• [INSTRUCTIONS TO FOLLOW]
Among the entries that follow, find every line with the word "özel" and list it.

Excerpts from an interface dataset
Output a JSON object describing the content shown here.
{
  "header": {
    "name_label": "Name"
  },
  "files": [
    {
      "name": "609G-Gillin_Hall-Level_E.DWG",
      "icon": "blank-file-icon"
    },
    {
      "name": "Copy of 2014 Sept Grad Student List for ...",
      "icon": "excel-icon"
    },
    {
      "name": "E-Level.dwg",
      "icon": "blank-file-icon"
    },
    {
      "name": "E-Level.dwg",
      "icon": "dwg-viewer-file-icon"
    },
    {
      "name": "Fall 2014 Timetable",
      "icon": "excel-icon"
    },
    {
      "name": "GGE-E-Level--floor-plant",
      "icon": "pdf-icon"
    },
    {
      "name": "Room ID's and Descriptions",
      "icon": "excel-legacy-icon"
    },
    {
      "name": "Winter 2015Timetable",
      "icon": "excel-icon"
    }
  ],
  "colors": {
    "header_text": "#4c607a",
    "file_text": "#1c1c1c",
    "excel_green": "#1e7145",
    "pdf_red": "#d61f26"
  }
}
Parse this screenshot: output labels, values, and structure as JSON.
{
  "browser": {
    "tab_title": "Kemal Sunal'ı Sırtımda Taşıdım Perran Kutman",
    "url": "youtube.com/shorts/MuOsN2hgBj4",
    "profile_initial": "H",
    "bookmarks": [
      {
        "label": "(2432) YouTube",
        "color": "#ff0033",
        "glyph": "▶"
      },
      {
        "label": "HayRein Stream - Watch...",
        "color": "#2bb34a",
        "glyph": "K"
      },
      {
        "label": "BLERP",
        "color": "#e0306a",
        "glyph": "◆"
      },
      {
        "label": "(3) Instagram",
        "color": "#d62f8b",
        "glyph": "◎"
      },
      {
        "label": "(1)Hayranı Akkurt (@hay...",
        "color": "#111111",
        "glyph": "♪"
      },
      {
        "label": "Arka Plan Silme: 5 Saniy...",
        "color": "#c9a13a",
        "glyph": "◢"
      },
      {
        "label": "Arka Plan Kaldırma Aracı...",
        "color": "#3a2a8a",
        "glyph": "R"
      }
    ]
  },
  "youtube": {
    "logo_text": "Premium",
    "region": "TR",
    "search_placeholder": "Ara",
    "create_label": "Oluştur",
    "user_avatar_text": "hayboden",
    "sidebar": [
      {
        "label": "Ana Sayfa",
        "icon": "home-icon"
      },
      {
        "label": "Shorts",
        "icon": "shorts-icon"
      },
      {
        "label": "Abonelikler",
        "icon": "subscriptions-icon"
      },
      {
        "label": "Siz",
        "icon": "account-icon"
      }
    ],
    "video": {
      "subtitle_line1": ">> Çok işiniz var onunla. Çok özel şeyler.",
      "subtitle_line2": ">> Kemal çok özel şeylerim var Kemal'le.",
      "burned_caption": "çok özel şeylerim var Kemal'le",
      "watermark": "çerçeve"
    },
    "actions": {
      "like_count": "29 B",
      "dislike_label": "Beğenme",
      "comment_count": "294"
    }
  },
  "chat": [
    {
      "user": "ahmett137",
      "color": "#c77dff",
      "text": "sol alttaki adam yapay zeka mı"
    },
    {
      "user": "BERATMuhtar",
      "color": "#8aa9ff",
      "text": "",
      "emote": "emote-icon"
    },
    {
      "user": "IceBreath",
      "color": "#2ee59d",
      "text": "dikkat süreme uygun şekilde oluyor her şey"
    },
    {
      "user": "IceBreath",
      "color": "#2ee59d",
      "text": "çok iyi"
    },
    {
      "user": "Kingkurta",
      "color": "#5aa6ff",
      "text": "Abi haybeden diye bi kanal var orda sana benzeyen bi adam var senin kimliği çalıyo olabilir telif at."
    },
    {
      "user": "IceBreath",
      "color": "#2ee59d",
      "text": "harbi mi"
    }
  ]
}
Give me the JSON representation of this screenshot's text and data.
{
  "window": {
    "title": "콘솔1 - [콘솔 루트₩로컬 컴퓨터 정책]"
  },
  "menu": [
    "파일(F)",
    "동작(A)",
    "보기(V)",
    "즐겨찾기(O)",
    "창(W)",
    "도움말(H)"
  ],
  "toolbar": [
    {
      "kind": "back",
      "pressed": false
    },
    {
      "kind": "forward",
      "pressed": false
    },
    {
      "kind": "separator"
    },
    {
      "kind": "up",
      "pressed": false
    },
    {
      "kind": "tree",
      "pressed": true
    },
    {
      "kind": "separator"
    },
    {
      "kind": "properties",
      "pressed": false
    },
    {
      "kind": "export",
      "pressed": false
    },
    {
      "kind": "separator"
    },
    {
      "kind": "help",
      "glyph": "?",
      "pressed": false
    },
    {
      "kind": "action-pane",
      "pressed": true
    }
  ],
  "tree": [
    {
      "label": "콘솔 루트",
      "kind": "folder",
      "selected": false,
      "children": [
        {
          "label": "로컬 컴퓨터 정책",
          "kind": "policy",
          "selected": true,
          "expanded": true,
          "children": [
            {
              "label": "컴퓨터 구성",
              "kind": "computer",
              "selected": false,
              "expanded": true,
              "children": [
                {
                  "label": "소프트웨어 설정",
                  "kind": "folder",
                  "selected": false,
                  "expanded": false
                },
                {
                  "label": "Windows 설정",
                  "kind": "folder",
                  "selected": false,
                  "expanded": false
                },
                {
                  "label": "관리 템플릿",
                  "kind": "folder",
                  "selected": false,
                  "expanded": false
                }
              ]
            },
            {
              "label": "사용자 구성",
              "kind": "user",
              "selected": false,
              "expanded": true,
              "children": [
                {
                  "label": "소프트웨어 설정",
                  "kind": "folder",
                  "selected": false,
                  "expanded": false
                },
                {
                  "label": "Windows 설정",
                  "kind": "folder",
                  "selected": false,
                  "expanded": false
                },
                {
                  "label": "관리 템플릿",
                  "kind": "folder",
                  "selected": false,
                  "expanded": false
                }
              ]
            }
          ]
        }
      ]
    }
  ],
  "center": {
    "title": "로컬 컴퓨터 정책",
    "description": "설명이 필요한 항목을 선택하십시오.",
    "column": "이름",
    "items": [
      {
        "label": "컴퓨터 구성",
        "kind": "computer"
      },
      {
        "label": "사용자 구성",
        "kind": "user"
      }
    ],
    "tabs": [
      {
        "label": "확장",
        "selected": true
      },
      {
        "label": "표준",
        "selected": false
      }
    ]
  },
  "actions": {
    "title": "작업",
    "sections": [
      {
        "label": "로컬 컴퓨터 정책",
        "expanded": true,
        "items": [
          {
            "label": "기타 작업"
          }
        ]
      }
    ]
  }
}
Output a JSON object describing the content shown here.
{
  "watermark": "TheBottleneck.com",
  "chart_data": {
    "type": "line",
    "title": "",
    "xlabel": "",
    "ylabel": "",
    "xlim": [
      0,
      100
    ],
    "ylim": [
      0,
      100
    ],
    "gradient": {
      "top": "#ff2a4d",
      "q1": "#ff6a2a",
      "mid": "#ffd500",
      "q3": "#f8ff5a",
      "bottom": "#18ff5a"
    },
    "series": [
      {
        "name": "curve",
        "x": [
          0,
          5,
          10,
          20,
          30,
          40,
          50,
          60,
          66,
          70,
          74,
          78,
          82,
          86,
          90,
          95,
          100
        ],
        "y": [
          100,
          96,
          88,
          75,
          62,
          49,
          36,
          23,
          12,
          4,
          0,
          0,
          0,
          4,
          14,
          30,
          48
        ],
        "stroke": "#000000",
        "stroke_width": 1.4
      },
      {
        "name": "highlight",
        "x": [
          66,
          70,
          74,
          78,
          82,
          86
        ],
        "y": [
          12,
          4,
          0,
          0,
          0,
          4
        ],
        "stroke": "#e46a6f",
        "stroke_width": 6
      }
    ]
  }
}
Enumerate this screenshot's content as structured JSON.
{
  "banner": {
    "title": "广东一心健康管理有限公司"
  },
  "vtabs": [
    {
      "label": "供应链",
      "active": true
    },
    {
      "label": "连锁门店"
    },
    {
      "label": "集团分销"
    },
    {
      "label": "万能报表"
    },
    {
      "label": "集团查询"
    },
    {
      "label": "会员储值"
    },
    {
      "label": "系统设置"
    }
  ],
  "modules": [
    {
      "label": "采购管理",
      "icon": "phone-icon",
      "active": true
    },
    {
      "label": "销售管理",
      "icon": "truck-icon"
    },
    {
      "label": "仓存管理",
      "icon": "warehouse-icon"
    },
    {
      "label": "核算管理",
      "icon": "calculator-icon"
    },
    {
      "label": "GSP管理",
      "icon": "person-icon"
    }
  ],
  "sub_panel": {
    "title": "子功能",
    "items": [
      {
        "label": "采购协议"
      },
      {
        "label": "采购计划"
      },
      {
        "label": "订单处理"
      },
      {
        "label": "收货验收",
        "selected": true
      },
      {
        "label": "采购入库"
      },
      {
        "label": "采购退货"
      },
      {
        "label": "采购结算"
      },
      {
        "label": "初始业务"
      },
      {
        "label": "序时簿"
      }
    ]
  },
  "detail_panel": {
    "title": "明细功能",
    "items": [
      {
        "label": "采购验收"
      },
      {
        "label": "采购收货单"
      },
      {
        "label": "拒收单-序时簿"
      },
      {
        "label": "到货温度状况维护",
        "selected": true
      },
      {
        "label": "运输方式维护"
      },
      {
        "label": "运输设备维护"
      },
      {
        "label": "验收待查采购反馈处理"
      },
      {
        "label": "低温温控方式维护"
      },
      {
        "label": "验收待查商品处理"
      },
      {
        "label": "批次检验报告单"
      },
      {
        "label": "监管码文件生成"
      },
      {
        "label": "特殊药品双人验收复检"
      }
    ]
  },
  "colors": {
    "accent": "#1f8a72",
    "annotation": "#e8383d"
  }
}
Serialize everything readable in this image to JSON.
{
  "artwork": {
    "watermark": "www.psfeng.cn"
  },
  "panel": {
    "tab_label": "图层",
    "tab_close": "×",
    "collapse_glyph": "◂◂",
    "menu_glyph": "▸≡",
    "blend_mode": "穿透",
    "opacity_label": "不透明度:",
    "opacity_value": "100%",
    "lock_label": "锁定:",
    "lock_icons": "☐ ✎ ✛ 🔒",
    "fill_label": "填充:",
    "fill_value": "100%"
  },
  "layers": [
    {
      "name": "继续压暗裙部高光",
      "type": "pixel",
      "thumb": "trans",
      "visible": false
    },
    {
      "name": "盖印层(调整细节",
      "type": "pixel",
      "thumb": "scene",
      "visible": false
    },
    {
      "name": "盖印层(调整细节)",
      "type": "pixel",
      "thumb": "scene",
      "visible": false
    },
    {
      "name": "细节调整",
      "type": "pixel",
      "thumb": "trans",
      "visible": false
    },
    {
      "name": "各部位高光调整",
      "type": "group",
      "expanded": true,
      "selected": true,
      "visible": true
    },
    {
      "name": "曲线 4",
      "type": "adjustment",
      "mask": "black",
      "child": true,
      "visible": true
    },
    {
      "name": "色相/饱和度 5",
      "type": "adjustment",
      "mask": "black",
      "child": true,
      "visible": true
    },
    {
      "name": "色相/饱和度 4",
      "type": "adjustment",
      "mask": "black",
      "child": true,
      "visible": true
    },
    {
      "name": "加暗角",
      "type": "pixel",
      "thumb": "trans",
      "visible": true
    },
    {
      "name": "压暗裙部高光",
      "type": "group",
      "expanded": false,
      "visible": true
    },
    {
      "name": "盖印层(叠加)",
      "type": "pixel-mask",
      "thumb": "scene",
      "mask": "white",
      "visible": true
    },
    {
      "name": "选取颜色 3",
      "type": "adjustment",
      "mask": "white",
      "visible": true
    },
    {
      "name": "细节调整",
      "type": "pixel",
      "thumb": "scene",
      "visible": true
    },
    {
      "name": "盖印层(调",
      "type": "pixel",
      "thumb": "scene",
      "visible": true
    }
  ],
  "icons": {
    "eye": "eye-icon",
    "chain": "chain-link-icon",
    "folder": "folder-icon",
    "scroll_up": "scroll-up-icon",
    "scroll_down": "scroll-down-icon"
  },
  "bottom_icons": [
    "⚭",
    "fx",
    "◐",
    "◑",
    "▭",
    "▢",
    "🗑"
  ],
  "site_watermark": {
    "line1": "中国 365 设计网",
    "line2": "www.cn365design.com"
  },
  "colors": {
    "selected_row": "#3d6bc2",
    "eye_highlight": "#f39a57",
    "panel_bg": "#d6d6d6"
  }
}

• [RESPONSE BOX]
      "subtitle_line1": ">> Çok işiniz var onunla. Çok özel şeyler.",
      "subtitle_line2": ">> Kemal çok özel şeylerim var Kemal'le.",
      "burned_caption": "çok özel şeylerim var Kemal'le",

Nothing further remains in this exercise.